Your task is to copy each line of the listing that contains the word "this".

• [THE INPUT]
──────────────────────────────
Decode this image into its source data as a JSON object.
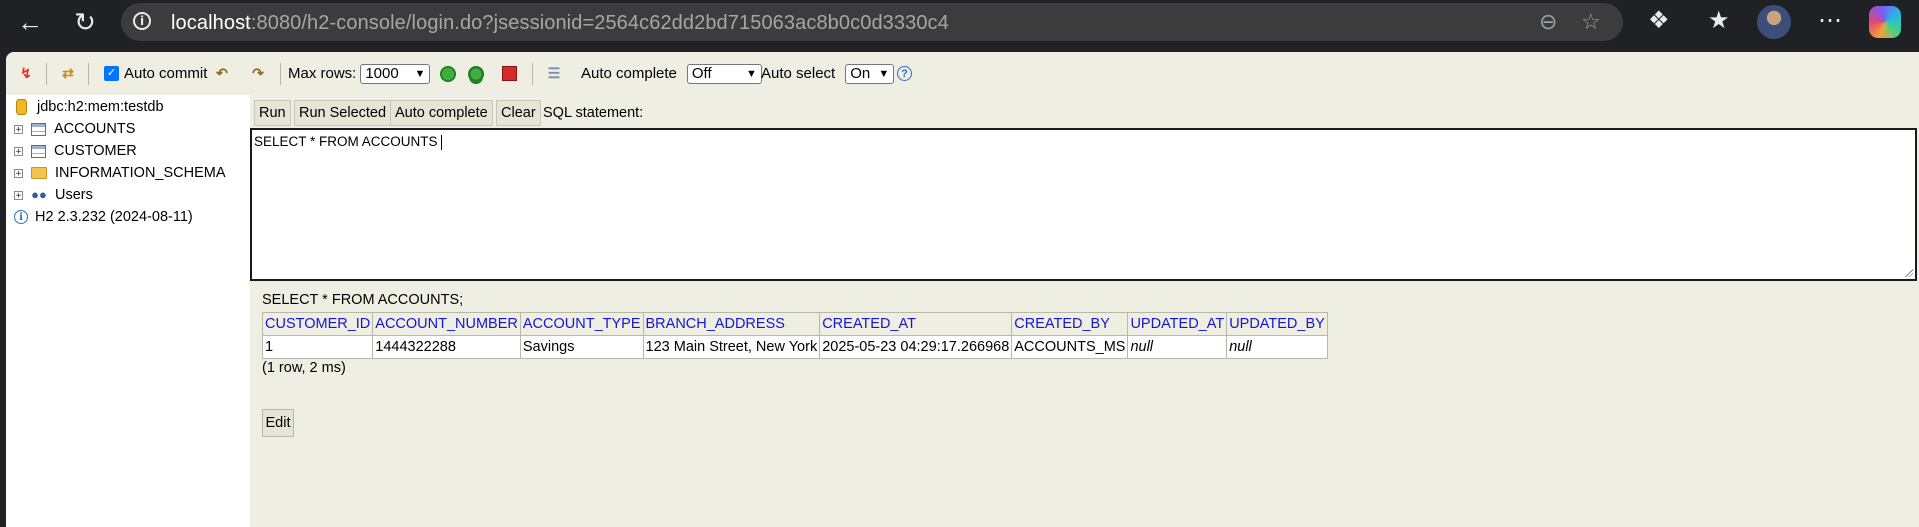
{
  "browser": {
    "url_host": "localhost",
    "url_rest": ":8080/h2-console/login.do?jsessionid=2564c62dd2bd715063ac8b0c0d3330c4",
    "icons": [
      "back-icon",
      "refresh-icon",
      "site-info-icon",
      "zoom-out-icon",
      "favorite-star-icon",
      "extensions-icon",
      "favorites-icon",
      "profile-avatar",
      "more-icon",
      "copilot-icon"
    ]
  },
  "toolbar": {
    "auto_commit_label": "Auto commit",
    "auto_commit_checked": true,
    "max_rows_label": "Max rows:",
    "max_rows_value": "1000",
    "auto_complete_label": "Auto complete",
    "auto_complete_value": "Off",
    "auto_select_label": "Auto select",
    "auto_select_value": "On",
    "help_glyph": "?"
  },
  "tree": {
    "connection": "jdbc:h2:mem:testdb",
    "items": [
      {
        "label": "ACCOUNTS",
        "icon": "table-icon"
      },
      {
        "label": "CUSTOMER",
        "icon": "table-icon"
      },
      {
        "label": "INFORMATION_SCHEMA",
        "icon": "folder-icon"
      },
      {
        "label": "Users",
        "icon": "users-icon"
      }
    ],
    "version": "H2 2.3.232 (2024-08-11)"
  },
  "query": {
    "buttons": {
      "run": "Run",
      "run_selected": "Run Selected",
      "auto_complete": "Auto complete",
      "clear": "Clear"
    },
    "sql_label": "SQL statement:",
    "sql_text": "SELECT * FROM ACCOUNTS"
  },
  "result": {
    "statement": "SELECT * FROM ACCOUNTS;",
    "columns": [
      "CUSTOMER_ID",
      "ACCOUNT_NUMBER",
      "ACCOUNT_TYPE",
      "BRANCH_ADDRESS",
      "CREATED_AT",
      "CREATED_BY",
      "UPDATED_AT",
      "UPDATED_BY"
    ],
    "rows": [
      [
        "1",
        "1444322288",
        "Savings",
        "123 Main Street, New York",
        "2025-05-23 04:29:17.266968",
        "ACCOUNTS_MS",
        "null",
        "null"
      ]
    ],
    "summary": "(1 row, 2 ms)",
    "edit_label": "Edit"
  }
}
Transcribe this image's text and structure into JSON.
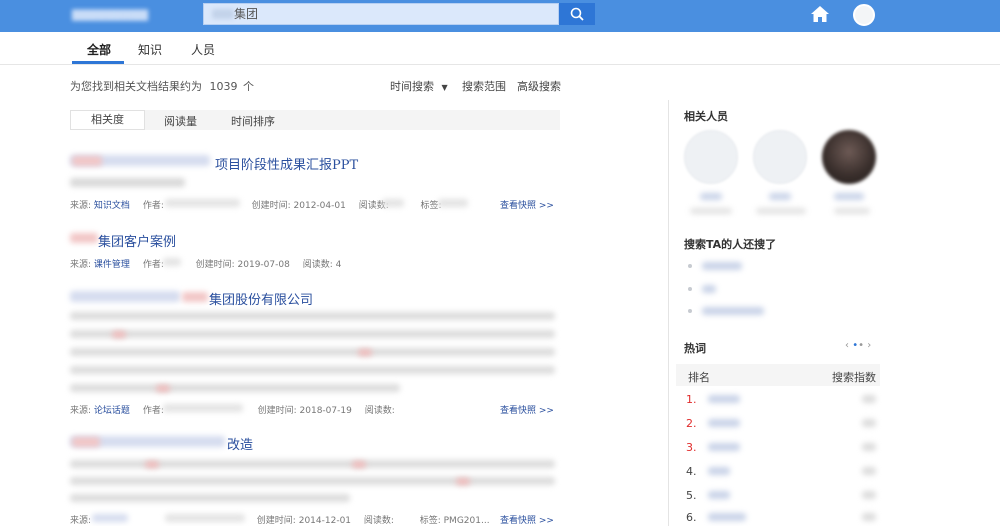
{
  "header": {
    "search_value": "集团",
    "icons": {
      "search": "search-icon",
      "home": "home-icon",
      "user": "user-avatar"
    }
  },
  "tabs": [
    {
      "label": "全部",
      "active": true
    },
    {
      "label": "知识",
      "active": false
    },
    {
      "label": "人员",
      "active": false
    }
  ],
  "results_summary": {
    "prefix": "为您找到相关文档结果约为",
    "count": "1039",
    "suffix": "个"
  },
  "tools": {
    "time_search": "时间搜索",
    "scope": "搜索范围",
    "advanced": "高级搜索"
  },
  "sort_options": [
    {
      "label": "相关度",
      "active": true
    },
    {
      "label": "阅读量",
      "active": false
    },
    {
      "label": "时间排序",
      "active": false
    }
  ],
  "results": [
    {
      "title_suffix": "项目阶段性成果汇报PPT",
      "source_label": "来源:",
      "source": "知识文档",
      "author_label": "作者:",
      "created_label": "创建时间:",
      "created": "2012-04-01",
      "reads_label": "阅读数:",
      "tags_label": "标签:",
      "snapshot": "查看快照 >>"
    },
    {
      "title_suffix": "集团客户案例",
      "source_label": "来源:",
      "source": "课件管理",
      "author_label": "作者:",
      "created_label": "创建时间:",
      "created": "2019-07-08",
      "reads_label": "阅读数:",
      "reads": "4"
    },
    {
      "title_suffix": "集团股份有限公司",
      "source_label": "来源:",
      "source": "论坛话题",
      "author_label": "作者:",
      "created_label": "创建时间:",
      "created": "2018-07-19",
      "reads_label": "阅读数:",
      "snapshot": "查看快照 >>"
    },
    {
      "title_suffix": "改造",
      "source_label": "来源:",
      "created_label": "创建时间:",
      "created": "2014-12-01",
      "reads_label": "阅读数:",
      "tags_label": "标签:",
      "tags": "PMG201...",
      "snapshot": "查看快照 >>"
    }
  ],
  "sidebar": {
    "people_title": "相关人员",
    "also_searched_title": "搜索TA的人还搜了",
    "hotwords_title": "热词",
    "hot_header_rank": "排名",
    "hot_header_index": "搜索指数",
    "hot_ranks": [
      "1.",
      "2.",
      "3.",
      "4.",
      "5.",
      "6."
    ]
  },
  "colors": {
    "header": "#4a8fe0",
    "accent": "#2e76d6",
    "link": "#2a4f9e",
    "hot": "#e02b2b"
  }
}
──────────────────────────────
• [WORKED SOLUTION]
Decode this image into its source data as a JSON object.
Transcribe this image's text and structure into JSON.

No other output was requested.